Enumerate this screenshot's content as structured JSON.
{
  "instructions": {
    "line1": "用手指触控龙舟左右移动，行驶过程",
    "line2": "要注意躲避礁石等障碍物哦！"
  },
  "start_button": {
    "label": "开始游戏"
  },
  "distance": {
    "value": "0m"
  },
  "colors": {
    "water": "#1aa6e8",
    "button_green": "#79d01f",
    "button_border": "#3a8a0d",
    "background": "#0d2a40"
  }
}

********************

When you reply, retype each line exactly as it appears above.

Enumerate this screenshot's content as structured JSON.
{
  "instructions": {
    "line1": "用手指触控龙舟左右移动，行驶过程",
    "line2": "要注意躲避礁石等障碍物哦！"
  },
  "start_button": {
    "label": "开始游戏"
  },
  "distance": {
    "value": "0m"
  },
  "colors": {
    "water": "#1aa6e8",
    "button_green": "#79d01f",
    "button_border": "#3a8a0d",
    "background": "#0d2a40"
  }
}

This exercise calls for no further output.